**What you will do**
Copy out each record that follows exactly, and omit any picture you find.

Collected data:

+ + + + +

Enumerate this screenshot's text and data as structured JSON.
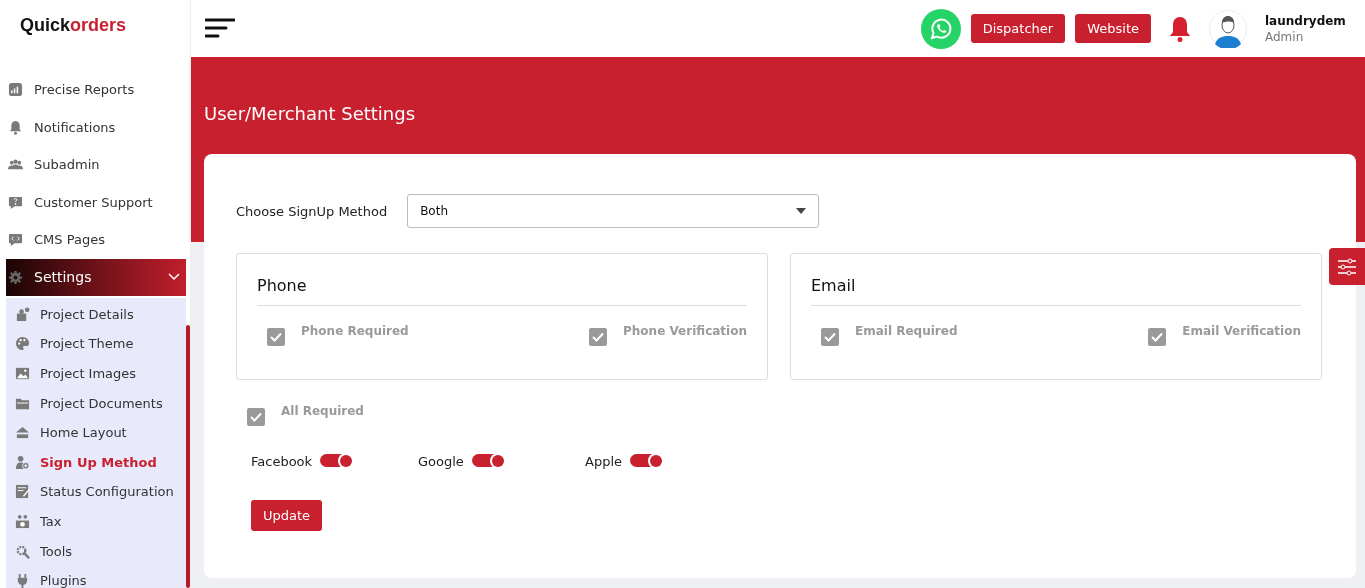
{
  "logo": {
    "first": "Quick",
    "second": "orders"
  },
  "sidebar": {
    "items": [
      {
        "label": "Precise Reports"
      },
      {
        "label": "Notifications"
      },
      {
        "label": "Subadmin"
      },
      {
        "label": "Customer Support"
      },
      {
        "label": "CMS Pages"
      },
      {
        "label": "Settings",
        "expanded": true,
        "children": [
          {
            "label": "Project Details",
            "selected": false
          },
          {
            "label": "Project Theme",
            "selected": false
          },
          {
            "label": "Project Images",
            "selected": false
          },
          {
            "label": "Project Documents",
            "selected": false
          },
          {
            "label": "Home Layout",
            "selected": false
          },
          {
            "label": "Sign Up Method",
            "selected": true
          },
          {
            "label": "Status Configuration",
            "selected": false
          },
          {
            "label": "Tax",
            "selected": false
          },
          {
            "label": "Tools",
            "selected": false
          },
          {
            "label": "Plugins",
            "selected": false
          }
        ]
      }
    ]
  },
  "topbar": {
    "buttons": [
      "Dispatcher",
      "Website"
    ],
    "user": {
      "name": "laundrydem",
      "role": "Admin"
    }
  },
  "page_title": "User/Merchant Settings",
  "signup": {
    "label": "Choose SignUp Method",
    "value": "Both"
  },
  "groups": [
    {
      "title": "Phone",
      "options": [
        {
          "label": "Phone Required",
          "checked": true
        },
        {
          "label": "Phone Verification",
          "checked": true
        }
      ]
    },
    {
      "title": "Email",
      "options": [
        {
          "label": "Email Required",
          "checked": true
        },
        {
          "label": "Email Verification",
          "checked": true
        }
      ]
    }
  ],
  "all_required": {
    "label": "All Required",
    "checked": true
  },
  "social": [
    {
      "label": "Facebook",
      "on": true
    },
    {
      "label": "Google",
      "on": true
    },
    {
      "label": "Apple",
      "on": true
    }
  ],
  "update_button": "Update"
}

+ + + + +

**Response area**
Enumerate this screenshot's text and data as structured JSON.
{
  "logo": {
    "first": "Quick",
    "second": "orders"
  },
  "sidebar": {
    "items": [
      {
        "label": "Precise Reports"
      },
      {
        "label": "Notifications"
      },
      {
        "label": "Subadmin"
      },
      {
        "label": "Customer Support"
      },
      {
        "label": "CMS Pages"
      },
      {
        "label": "Settings",
        "expanded": true,
        "children": [
          {
            "label": "Project Details",
            "selected": false
          },
          {
            "label": "Project Theme",
            "selected": false
          },
          {
            "label": "Project Images",
            "selected": false
          },
          {
            "label": "Project Documents",
            "selected": false
          },
          {
            "label": "Home Layout",
            "selected": false
          },
          {
            "label": "Sign Up Method",
            "selected": true
          },
          {
            "label": "Status Configuration",
            "selected": false
          },
          {
            "label": "Tax",
            "selected": false
          },
          {
            "label": "Tools",
            "selected": false
          },
          {
            "label": "Plugins",
            "selected": false
          }
        ]
      }
    ]
  },
  "topbar": {
    "buttons": [
      "Dispatcher",
      "Website"
    ],
    "user": {
      "name": "laundrydem",
      "role": "Admin"
    }
  },
  "page_title": "User/Merchant Settings",
  "signup": {
    "label": "Choose SignUp Method",
    "value": "Both"
  },
  "groups": [
    {
      "title": "Phone",
      "options": [
        {
          "label": "Phone Required",
          "checked": true
        },
        {
          "label": "Phone Verification",
          "checked": true
        }
      ]
    },
    {
      "title": "Email",
      "options": [
        {
          "label": "Email Required",
          "checked": true
        },
        {
          "label": "Email Verification",
          "checked": true
        }
      ]
    }
  ],
  "all_required": {
    "label": "All Required",
    "checked": true
  },
  "social": [
    {
      "label": "Facebook",
      "on": true
    },
    {
      "label": "Google",
      "on": true
    },
    {
      "label": "Apple",
      "on": true
    }
  ],
  "update_button": "Update"
}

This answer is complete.